[Opening Supplied material section]

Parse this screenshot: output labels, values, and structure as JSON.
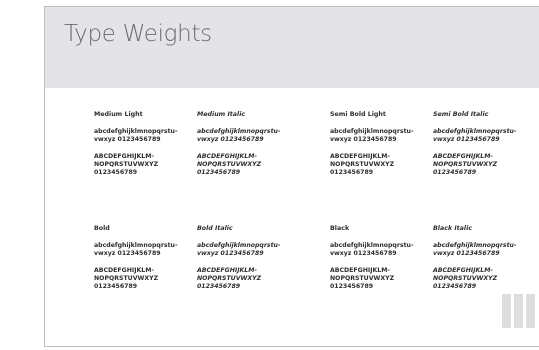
{
  "page": {
    "title": "Type Weights"
  },
  "samples": [
    {
      "label": "Medium Light",
      "italic": false,
      "lower": "abcdefghijklmnopqrstu-\nvwxyz 0123456789",
      "upper": "ABCDEFGHIJKLM-\nNOPQRSTUVWXYZ\n0123456789"
    },
    {
      "label": "Medium Italic",
      "italic": true,
      "lower": "abcdefghijklmnopqrstu-\nvwxyz 0123456789",
      "upper": "ABCDEFGHIJKLM-\nNOPQRSTUVWXYZ\n0123456789"
    },
    {
      "label": "Semi Bold Light",
      "italic": false,
      "lower": "abcdefghijklmnopqrstu-\nvwxyz 0123456789",
      "upper": "ABCDEFGHIJKLM-\nNOPQRSTUVWXYZ\n0123456789"
    },
    {
      "label": "Semi Bold Italic",
      "italic": true,
      "lower": "abcdefghijklmnopqrstu-\nvwxyz 0123456789",
      "upper": "ABCDEFGHIJKLM-\nNOPQRSTUVWXYZ\n0123456789"
    },
    {
      "label": "Bold",
      "italic": false,
      "lower": "abcdefghijklmnopqrstu-\nvwxyz 0123456789",
      "upper": "ABCDEFGHIJKLM-\nNOPQRSTUVWXYZ\n0123456789"
    },
    {
      "label": "Bold Italic",
      "italic": true,
      "lower": "abcdefghijklmnopqrstu-\nvwxyz 0123456789",
      "upper": "ABCDEFGHIJKLM-\nNOPQRSTUVWXYZ\n0123456789"
    },
    {
      "label": "Black",
      "italic": false,
      "lower": "abcdefghijklmnopqrstu-\nvwxyz 0123456789",
      "upper": "ABCDEFGHIJKLM-\nNOPQRSTUVWXYZ\n0123456789"
    },
    {
      "label": "Black Italic",
      "italic": true,
      "lower": "abcdefghijklmnopqrstu-\nvwxyz 0123456789",
      "upper": "ABCDEFGHIJKLM-\nNOPQRSTUVWXYZ\n0123456789"
    }
  ],
  "colors": {
    "header_bg": "#e4e4e8",
    "title": "#6b6b6b",
    "text": "#2e2e2e",
    "border": "#bfbfbf",
    "bars": "#dedede"
  }
}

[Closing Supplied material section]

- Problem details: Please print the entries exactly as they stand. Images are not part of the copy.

- Task answer:
Parse this screenshot: output labels, values, and structure as JSON.
{
  "page": {
    "title": "Type Weights"
  },
  "samples": [
    {
      "label": "Medium Light",
      "italic": false,
      "lower": "abcdefghijklmnopqrstu-\nvwxyz 0123456789",
      "upper": "ABCDEFGHIJKLM-\nNOPQRSTUVWXYZ\n0123456789"
    },
    {
      "label": "Medium Italic",
      "italic": true,
      "lower": "abcdefghijklmnopqrstu-\nvwxyz 0123456789",
      "upper": "ABCDEFGHIJKLM-\nNOPQRSTUVWXYZ\n0123456789"
    },
    {
      "label": "Semi Bold Light",
      "italic": false,
      "lower": "abcdefghijklmnopqrstu-\nvwxyz 0123456789",
      "upper": "ABCDEFGHIJKLM-\nNOPQRSTUVWXYZ\n0123456789"
    },
    {
      "label": "Semi Bold Italic",
      "italic": true,
      "lower": "abcdefghijklmnopqrstu-\nvwxyz 0123456789",
      "upper": "ABCDEFGHIJKLM-\nNOPQRSTUVWXYZ\n0123456789"
    },
    {
      "label": "Bold",
      "italic": false,
      "lower": "abcdefghijklmnopqrstu-\nvwxyz 0123456789",
      "upper": "ABCDEFGHIJKLM-\nNOPQRSTUVWXYZ\n0123456789"
    },
    {
      "label": "Bold Italic",
      "italic": true,
      "lower": "abcdefghijklmnopqrstu-\nvwxyz 0123456789",
      "upper": "ABCDEFGHIJKLM-\nNOPQRSTUVWXYZ\n0123456789"
    },
    {
      "label": "Black",
      "italic": false,
      "lower": "abcdefghijklmnopqrstu-\nvwxyz 0123456789",
      "upper": "ABCDEFGHIJKLM-\nNOPQRSTUVWXYZ\n0123456789"
    },
    {
      "label": "Black Italic",
      "italic": true,
      "lower": "abcdefghijklmnopqrstu-\nvwxyz 0123456789",
      "upper": "ABCDEFGHIJKLM-\nNOPQRSTUVWXYZ\n0123456789"
    }
  ],
  "colors": {
    "header_bg": "#e4e4e8",
    "title": "#6b6b6b",
    "text": "#2e2e2e",
    "border": "#bfbfbf",
    "bars": "#dedede"
  }
}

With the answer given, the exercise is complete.